With 867 runs scored, a deep lineup that stayed healthy (non A-Rod division), and Silver Sluggers in Robinson Cano and Curtis Granderson, the New York Yankees offense was a major strength for the team in 2011.  But, how much so?  You often hear that the Yankees end the season with a lot of runs as a product of 1) mauling weak teams 2) huge blowout games 3) relying on the home run.

An offense that can score ten runs against a fifth starter but will get shut down by quality pitching is obviously less valuable than an offense that can score both consistently and against top competition.  So, how did the Yankees offense perform?  Is there any support for the criticism, or is it a narrative based (as they usually are) on confirmation bias and not actual results?

Take the jump for my research on the subject:

From Baseball-Reference's Scoring and Leads Summary, I pulled some data from the top five offenses in baseball by runs scored:  The Red Sox (875 runs), the Yankees (867), the Rangers (855), the Tigers (787), and the Cardinals (762).  First, here is a distribution of the number of runs scored for 162 regular season games:

A few relevant points:

  • The Yankees were "shut down" less than any team studied (and likely less than any team in baseball), being held to two or fewer runs only 28 times.  The next fewest was Detroit with 35.
  • Furthermore, the Yankees scored 4+ runs 113 times, the most of any of the five teams.  They scored 5+ runs 85 times, tied for the most with Texas.  When scoring 4+ runs, the Yankees were 86-27 (.761 winning percentage); when scoring 5+ runs, the Yankees were 71-14 (.835 winning percentage).
  • The Yankees did demonstrate a home/away split, scoring 471 runs at home and 396 on the road.  Their +75 differential ranked second highest, behind Texas (+141, wow).  The Red Sox scored 45 more runs at home, the Tigers scored 39 more runs at home, and the Cardinals actually scored 62 more runs on the road.  There is no doubt that the Yankees offense is aided by Yankee Stadium III, which was the sixth most hitter friendly park and the fourth most home run friendly park by Park Factors.
  • All things considered, it is tough to say that the Yankees were not the best offense in baseball, not only in scoring a high volume of runs, but scoring consistently and avoiding being shut down.
The next thing that I want to consider is the performance of the Yankees against top pitching.  This is a bit more difficult to quantify and what I've pulled together is unlikely to absolutely prove or disprove any big sweeping statements about the offense.  Below is the run distribution in the 54 games the Yankees played against the top 5 AL pitching staffs by ERA (Angels, Rays, A's, Rangers, Mariners):
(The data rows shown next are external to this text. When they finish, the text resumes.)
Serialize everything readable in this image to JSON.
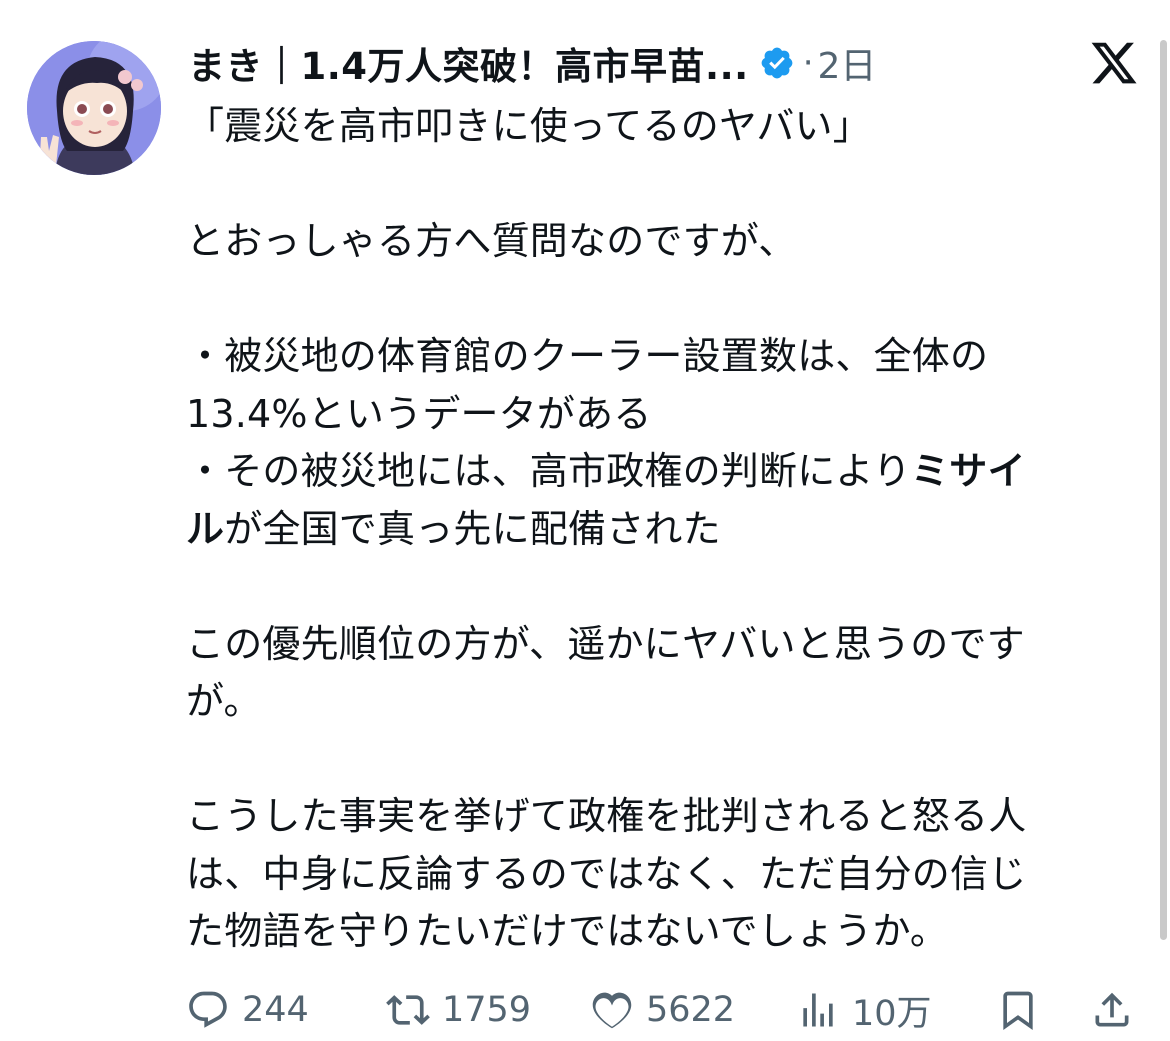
{
  "tweet": {
    "author_name": "まき｜1.4万人突破！高市早苗...",
    "time": "2日",
    "separator": "·",
    "text": {
      "quote": "「震災を高市叩きに使ってるのヤバい」",
      "question": "とおっしゃる方へ質問なのですが、",
      "bullet1_line1": "・被災地の体育館のクーラー設置数は、全体の",
      "bullet1_line2": "13.4%というデータがある",
      "bullet2_pre": "・その被災地には、高市政権の判断により",
      "bullet2_bold1": "ミサイ",
      "bullet2_bold2": "ル",
      "bullet2_post": "が全国で真っ先に配備された",
      "priority_line1": "この優先順位の方が、遥かにヤバいと思うのです",
      "priority_line2": "が。",
      "closing_line1": "こうした事実を挙げて政権を批判されると怒る人",
      "closing_line2": "は、中身に反論するのではなく、ただ自分の信じ",
      "closing_line3": "た物語を守りたいだけではないでしょうか。"
    },
    "actions": {
      "replies": "244",
      "retweets": "1759",
      "likes": "5622",
      "views": "10万"
    }
  },
  "icons": [
    "avatar",
    "verified-badge-icon",
    "x-logo-icon",
    "reply-icon",
    "retweet-icon",
    "like-icon",
    "views-icon",
    "bookmark-icon",
    "share-icon"
  ],
  "colors": {
    "verified": "#1d9bf0",
    "muted": "#536471",
    "text": "#0f1419"
  }
}
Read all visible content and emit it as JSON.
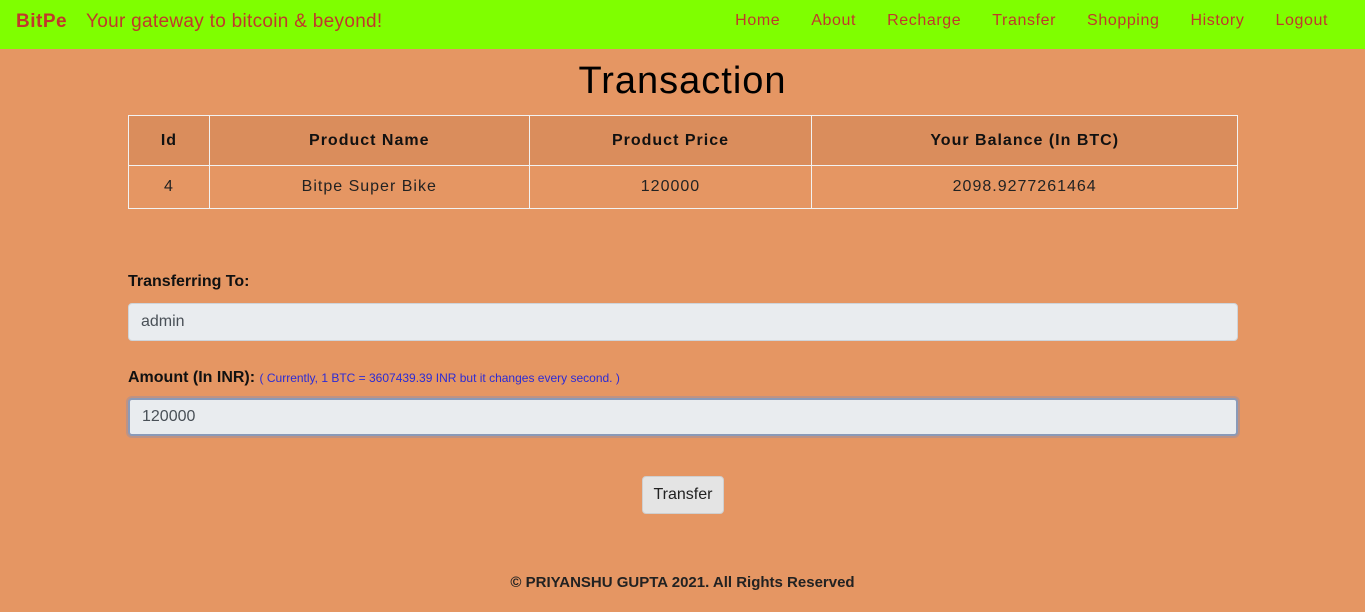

More blather:

  • The obvious flaw in this analysis is that when you play the Seattle Mariners, you could face Felix Hernandez on a day that he has his good stuff, or you could face Charlie Furbush with a burnt out bullpen behind him.  I chose to do it by team to see the affect of the entire staff and not just an individual starting pitcher, but analysis on the Yankees vs. top starters would be a fun project for another day.
  • The Yankees were held to two or fewer runs in eleven games against top 5 AL staffs, or 20.4% of the time.  They scored 5+ runs 27 times, or 50.0% of the time.  Against all of baseball, they were held to two or fewer 17.3% of the time and scored 5+ 52.5% of the time.
  • You could make the case that the Yankees offense was worse against these teams, but only marginally.  As they were facing the top pitching staffs in the AL, however, being slightly worse than their season averages does not speak to smashing weak pitching and rolling over against the good ones.
Now, what about this home run thing.  This season, with the Yankees starting out the season on a home run tear, the connotation of hitting a home run somehow changed from "the best thing you can do at the plate" to "a sign that the Yankees offense is unbalanced and incomplete." *  Let's look at some interesting data that I pulled:

* I know that this is a strawman and an oversimplification of some of the points that were made about the Yankees reliance on the home run, I just wanted to get the general idea out there.


In the above chart, the "Baserunners" column is calculated as H+BB+HBP-HR, showing how many runners reached base, but did not score**.  Runs-HR shows how many runs were scored by non-home run hitters, or how many runners reached base and then came around to score.  By dividing the runs by the baserunners, you can ascertain the percentage that each team scores a baserunner.

** Reaching base via error was completely neglected, but should not make a difference to the crux of the point, the relative performance of the teams in baserunners coming around to score.

As shown, the Yankees were the second most adept at scoring their baserunners.  In addition to the raw percentage, as so many of the Yankees base runners were as a result of walks and being hit by a pitch, it follows that the Yankees were very successful at scoring runners all the way from first base.

So, the next time John Sterling or another lover of small ball bemoans the Yankees inability to manufacture runs, the number of runners stranded on base, or the shortcomings of being a station-to-station home run hitting team, know that the numbers and the results do not bear this out.  They never have.